▶ About this exercise: Say how many lines in the entries below have the word "path" in them, giving only the number.

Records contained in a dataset
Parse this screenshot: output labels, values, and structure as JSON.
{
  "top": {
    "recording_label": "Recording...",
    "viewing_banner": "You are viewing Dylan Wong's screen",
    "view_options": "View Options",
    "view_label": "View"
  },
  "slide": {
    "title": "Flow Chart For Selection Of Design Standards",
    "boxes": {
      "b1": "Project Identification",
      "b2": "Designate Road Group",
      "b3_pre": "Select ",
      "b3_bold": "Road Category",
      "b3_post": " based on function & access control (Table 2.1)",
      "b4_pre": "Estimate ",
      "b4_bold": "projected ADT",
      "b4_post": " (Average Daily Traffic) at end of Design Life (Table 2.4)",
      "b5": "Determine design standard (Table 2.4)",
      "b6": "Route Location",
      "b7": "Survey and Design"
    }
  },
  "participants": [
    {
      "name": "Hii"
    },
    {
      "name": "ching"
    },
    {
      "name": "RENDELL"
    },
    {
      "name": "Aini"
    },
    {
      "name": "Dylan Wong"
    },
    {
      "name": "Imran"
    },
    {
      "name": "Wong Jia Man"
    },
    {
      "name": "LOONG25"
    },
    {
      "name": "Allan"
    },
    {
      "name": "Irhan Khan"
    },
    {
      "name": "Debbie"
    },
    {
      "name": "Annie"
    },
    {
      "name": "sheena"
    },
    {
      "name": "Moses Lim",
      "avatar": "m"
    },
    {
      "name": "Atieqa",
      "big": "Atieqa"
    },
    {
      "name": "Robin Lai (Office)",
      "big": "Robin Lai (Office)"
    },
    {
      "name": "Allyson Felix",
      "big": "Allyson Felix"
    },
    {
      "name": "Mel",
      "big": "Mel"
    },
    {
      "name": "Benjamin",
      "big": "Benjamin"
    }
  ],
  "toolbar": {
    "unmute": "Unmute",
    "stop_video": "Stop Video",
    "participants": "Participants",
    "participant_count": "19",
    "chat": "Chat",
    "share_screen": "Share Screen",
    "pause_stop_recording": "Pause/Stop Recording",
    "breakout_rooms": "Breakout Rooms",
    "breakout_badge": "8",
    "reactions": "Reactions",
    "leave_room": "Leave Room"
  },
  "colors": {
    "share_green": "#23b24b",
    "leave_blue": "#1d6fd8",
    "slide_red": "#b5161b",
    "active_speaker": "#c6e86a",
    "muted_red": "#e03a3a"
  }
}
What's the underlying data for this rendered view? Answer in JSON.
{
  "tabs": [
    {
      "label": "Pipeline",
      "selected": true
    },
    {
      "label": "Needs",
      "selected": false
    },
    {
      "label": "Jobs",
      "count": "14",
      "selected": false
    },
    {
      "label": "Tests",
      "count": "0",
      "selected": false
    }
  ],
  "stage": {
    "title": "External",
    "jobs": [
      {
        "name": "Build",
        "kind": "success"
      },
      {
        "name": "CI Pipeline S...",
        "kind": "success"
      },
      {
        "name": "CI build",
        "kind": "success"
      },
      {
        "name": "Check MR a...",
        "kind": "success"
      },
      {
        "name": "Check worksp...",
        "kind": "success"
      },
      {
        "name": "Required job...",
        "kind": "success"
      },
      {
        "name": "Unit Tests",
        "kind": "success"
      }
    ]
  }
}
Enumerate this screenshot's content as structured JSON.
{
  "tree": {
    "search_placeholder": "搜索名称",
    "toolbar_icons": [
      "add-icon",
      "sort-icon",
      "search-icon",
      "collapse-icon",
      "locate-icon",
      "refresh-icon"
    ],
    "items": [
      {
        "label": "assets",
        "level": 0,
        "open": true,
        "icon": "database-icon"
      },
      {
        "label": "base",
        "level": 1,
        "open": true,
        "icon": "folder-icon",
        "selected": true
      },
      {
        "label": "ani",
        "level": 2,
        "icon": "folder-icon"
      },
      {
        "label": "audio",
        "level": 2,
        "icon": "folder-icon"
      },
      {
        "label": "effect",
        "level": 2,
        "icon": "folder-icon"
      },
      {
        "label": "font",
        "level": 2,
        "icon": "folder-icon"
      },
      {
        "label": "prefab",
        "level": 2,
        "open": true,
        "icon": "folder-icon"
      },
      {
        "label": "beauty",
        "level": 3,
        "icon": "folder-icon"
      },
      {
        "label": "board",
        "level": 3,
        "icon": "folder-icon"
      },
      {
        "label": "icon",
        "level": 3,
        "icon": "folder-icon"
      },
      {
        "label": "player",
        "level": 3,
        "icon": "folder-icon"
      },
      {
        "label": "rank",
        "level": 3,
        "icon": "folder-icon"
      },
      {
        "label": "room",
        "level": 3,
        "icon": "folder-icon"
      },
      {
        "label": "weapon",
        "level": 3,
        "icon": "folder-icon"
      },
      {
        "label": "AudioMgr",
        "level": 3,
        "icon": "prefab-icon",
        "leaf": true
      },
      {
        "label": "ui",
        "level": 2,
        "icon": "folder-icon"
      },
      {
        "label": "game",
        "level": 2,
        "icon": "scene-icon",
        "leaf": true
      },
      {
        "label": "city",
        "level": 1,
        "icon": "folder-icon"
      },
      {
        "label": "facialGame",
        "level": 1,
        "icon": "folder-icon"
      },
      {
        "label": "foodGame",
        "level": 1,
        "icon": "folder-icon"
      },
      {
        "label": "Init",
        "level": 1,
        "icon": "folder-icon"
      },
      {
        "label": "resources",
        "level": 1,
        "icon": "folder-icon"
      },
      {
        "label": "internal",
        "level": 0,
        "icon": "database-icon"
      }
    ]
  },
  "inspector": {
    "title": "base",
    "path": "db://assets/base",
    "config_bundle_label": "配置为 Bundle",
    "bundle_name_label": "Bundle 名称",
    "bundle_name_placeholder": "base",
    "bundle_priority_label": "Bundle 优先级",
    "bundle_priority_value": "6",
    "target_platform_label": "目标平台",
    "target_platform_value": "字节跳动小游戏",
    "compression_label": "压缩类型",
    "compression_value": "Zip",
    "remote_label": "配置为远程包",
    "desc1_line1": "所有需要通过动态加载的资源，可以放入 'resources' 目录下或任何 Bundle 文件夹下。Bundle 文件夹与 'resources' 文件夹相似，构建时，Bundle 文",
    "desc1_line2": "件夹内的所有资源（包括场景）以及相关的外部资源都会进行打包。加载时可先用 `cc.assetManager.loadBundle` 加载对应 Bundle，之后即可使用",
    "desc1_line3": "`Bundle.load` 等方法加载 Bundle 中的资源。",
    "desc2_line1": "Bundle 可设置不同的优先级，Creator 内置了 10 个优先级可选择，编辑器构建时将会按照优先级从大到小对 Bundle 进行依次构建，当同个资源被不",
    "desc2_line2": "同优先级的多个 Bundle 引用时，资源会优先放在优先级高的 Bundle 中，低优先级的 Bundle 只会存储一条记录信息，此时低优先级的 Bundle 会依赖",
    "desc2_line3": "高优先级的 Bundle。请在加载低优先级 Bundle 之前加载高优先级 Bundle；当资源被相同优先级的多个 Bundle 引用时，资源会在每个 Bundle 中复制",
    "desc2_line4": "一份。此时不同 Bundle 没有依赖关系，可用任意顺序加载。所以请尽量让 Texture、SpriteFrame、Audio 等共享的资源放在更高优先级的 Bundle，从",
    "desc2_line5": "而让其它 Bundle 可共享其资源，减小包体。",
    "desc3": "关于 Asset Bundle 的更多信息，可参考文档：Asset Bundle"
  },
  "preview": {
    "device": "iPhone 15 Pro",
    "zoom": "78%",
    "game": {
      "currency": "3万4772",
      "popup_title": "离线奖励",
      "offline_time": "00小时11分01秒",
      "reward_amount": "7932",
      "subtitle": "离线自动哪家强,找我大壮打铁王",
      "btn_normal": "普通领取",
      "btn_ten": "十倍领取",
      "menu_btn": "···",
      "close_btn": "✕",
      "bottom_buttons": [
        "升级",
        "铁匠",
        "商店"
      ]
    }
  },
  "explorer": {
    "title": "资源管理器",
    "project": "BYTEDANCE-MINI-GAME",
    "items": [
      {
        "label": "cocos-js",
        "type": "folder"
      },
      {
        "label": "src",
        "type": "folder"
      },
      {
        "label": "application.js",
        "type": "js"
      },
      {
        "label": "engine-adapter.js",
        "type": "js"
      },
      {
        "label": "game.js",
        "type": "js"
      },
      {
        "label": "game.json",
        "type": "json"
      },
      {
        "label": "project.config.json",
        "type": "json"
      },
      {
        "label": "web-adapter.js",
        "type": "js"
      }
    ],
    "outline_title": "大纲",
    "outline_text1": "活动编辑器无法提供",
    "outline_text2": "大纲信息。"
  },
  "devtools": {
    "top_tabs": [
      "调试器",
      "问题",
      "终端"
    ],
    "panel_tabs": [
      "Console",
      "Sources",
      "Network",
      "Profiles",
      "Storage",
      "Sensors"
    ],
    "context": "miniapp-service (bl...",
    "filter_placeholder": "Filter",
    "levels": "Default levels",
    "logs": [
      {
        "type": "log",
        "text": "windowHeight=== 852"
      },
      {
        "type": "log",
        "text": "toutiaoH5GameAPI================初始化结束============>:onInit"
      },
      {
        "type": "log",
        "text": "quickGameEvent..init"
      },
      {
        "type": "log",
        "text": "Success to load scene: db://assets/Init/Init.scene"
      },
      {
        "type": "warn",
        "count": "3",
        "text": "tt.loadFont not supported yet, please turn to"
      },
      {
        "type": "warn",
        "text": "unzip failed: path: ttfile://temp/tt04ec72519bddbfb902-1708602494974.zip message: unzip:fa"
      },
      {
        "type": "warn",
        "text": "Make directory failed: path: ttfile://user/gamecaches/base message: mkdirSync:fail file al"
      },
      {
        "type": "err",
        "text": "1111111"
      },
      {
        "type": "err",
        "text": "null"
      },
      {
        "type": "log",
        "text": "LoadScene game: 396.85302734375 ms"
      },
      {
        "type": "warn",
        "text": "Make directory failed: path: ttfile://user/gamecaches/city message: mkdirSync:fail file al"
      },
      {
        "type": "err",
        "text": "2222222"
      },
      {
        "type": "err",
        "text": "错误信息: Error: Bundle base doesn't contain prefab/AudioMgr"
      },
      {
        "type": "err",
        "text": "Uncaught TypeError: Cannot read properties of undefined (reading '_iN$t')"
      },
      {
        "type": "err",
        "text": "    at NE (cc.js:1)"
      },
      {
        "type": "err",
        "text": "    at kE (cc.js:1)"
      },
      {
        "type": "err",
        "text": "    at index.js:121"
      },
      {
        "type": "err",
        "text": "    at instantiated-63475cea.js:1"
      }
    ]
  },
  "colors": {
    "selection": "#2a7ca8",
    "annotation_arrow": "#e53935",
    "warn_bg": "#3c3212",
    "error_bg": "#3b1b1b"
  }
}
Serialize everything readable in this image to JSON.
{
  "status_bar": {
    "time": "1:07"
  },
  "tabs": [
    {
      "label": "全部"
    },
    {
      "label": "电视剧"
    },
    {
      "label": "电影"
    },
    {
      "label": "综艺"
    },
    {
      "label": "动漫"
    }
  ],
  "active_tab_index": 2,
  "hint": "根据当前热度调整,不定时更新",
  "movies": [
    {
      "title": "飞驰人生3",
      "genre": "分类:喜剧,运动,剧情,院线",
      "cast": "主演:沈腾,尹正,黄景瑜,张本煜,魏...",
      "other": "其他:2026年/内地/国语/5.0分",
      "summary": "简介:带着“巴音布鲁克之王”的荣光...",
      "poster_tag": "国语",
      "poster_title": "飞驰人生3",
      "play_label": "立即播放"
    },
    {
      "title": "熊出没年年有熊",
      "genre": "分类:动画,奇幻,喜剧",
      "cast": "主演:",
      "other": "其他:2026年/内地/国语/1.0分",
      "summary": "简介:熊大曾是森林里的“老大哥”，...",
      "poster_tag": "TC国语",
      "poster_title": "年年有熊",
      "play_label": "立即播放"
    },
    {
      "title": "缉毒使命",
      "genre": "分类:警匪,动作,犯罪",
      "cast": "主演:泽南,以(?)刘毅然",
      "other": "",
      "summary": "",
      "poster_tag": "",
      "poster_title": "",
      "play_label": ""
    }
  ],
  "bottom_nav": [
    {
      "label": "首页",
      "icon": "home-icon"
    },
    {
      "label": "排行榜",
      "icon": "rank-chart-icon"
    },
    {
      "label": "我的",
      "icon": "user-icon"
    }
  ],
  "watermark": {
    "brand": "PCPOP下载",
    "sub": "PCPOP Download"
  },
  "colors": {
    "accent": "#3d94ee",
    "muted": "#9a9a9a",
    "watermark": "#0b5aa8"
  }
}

▶ Output of the task: 4